This was another great day! Our group split up into smaller sections for our tour of the archives, so we began by checking out the museum. There is so much in the museum, it was hard to choose what best to look at and be sure not to miss. The Rosetta Stone was a necessity and was close to the front of the museum (see picture above--image available from http://www.uncg.edu/ ). There were so many people trying to get pictures of it, a little bit tricky to maneuver through the area (worse than getting at the Mona Lisa, Kate). The stone is marked with an inscription dated 196 BCE. It was rediscovered in 1799 during a French expedition to Egypt.
The British Museum was established in 1753 , beginning with the 71,000 objects collected by Sir Hans Sloane. Items in the collection included books and manuscripts, prints and drawings, and some antiquities including coins and medals, and natural history collections that have since been moved to create the Natural History Museum. The original site was at Montague House, a 17th Century Mansion, but this was eventually replaced by the new building which now stands. I was able to view several exhibits and items including: Egyptian sarcophogi mummies, Mayan bloodletting, the Enlightenment Room, and a very old copy of a Chinese scroll that is apparently the oldest landscape scene in existance, the original copy no longer exists. The mountain scene on it reminds me of a picture on one of my books on writing (Cameron), I will have to compare the pictures.
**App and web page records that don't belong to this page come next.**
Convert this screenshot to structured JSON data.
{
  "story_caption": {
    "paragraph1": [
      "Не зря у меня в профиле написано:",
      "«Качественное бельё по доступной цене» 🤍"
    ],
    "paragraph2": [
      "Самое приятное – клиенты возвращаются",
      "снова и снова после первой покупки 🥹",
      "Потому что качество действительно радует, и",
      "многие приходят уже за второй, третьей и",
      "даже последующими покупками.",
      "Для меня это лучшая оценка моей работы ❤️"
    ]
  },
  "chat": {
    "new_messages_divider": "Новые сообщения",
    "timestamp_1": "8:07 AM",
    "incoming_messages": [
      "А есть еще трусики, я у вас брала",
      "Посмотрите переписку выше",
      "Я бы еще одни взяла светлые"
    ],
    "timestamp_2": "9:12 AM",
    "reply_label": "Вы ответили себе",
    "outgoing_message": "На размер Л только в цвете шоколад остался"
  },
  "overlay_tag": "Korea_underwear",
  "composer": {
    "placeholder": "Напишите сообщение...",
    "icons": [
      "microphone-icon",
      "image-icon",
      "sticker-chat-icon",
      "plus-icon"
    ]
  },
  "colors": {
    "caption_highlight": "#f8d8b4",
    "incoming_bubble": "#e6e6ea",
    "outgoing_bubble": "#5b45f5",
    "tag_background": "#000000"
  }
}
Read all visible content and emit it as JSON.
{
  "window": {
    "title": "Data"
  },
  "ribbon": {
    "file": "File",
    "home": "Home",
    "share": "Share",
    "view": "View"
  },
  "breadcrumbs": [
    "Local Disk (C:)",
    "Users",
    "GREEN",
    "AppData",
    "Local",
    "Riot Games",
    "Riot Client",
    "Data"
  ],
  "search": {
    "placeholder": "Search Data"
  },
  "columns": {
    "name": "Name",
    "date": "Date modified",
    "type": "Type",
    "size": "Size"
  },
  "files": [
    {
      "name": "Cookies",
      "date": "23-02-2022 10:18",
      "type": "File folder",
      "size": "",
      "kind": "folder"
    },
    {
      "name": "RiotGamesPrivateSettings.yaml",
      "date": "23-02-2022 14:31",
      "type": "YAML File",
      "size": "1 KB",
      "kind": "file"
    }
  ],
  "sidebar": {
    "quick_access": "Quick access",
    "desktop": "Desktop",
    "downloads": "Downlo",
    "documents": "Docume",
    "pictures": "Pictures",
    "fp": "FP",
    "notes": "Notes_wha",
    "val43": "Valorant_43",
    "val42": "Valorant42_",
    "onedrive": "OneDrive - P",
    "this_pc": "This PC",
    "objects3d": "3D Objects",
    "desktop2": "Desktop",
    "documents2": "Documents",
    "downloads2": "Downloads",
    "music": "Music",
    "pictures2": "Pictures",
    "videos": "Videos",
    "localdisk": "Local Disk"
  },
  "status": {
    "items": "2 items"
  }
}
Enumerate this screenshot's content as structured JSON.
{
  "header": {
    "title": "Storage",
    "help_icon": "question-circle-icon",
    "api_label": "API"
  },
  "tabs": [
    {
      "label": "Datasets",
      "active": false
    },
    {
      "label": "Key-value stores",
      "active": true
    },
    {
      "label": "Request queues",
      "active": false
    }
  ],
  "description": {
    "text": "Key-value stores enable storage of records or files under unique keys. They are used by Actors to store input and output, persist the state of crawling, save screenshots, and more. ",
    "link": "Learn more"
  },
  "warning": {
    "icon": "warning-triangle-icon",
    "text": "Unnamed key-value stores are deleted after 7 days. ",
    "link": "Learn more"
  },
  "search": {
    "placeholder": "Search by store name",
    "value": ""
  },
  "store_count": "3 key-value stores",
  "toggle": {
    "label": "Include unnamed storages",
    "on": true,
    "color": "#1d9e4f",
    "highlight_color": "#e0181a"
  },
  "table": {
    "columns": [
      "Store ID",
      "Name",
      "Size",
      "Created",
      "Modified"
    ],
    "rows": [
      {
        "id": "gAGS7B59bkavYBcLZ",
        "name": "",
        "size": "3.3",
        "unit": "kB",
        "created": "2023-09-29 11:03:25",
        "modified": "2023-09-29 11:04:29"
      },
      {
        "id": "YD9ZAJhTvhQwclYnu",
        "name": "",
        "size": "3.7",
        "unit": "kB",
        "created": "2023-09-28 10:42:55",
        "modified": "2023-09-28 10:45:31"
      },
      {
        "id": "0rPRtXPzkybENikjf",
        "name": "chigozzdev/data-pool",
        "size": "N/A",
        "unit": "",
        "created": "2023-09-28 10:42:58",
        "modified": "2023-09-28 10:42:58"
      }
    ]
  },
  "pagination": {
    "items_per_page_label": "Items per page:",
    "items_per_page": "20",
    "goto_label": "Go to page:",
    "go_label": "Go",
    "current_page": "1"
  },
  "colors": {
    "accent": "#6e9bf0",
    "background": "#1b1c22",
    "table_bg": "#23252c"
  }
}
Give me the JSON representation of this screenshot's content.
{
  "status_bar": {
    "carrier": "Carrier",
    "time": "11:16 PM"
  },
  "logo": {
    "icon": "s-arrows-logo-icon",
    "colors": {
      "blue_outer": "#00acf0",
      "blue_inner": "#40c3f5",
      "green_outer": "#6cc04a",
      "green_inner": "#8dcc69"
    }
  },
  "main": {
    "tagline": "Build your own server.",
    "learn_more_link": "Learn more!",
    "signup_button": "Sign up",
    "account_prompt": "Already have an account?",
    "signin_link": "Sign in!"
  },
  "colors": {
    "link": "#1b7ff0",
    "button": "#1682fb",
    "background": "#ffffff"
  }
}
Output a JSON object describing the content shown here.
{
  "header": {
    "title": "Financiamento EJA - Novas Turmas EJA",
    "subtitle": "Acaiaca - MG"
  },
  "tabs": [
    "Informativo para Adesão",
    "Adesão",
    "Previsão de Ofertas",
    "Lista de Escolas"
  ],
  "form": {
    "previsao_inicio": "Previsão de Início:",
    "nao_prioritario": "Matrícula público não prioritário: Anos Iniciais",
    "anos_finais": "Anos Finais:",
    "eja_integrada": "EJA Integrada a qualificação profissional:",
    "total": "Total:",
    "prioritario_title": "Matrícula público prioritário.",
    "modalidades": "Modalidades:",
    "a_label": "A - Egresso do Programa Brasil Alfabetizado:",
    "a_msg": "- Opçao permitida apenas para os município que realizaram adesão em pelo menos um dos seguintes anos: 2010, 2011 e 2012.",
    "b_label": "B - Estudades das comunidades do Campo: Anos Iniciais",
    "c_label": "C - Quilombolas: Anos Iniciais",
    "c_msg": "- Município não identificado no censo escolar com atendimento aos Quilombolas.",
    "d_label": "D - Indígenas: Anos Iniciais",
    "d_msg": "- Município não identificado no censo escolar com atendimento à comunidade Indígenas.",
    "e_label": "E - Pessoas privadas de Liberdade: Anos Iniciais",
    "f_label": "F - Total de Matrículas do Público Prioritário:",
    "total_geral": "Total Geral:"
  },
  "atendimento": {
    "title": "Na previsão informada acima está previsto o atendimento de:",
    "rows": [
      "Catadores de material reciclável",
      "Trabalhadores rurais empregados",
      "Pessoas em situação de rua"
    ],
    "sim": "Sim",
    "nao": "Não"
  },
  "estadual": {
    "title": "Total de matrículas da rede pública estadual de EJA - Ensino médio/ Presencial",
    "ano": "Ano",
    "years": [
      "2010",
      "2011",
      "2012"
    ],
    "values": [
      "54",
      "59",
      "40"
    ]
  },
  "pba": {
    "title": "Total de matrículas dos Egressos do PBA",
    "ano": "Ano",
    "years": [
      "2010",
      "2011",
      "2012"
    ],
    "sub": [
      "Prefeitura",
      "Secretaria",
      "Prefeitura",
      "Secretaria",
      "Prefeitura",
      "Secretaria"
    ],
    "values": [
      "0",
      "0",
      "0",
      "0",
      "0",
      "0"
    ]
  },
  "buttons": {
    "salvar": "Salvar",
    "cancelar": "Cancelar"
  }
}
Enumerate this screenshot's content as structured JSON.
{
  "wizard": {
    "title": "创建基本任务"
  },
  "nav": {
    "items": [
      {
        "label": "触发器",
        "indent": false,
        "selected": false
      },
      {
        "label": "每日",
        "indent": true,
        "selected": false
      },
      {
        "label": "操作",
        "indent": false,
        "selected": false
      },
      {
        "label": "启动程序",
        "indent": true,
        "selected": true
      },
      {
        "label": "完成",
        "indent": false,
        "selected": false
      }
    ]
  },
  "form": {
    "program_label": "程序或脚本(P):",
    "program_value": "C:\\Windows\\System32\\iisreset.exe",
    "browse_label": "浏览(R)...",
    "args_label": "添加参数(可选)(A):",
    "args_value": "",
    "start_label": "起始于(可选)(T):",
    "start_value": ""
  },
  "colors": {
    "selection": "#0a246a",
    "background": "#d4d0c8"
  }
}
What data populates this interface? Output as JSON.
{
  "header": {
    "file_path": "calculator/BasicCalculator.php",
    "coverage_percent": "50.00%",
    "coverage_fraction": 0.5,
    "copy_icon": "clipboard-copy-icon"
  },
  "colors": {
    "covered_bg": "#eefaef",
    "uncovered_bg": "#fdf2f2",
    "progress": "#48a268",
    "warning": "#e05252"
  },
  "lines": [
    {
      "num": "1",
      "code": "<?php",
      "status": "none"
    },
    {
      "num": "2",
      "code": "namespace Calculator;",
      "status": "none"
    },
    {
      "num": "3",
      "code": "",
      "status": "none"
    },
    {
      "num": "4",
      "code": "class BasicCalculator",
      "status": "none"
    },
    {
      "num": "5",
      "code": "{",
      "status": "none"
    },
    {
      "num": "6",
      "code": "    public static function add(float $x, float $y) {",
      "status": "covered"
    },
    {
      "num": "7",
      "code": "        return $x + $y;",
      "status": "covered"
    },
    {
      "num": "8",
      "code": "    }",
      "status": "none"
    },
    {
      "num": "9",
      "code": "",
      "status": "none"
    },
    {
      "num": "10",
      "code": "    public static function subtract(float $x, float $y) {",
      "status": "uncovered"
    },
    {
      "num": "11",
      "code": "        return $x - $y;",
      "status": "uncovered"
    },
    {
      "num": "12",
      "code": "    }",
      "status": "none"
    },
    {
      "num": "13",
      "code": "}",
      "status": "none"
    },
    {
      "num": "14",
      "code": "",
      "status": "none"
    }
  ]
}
The tour of the archives was very interesting and covered the history of the museum itself. There are archival materials for governance, staff, finance, exhibitions, and reading room records. I saw photographs taken by photographer Roger Fenton, including pictures of damage to the museum during WWII and saw a shell (very large) that had landed in the building (see http://www.tate.org.uk/britain/exhibitions/fenton/exhibition.shtm for more information on Fenton). I also got to see some very old photographs of zoological objects. The pictures remain at the British Museum but the actual objects are at the Natural History Museum.
The highlight for me would have to have been seeing the records of writer T.S. Eliot that are in the archive. "Readers" to the collections had to have references and an application approved before they could use the resources at the museum. The archive has his original request for a reading card, a very formal letter; his index card, #B7009; and signature.